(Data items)
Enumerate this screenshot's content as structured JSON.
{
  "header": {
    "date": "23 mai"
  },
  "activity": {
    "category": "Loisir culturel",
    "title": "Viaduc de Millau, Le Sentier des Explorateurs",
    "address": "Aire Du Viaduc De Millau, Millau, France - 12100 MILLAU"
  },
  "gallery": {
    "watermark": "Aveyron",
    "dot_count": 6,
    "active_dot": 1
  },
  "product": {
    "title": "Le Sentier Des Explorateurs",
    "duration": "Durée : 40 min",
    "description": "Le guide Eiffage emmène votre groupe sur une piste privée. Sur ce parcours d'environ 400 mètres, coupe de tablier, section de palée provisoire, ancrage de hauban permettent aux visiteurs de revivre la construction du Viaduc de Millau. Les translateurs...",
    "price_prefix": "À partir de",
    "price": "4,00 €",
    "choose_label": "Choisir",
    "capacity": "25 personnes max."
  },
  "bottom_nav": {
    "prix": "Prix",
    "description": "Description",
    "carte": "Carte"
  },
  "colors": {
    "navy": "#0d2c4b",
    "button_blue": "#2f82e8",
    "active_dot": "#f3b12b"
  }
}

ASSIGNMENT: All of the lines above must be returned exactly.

TASK SOLUTION:
Enumerate this screenshot's content as structured JSON.
{
  "header": {
    "date": "23 mai"
  },
  "activity": {
    "category": "Loisir culturel",
    "title": "Viaduc de Millau, Le Sentier des Explorateurs",
    "address": "Aire Du Viaduc De Millau, Millau, France - 12100 MILLAU"
  },
  "gallery": {
    "watermark": "Aveyron",
    "dot_count": 6,
    "active_dot": 1
  },
  "product": {
    "title": "Le Sentier Des Explorateurs",
    "duration": "Durée : 40 min",
    "description": "Le guide Eiffage emmène votre groupe sur une piste privée. Sur ce parcours d'environ 400 mètres, coupe de tablier, section de palée provisoire, ancrage de hauban permettent aux visiteurs de revivre la construction du Viaduc de Millau. Les translateurs...",
    "price_prefix": "À partir de",
    "price": "4,00 €",
    "choose_label": "Choisir",
    "capacity": "25 personnes max."
  },
  "bottom_nav": {
    "prix": "Prix",
    "description": "Description",
    "carte": "Carte"
  },
  "colors": {
    "navy": "#0d2c4b",
    "button_blue": "#2f82e8",
    "active_dot": "#f3b12b"
  }
}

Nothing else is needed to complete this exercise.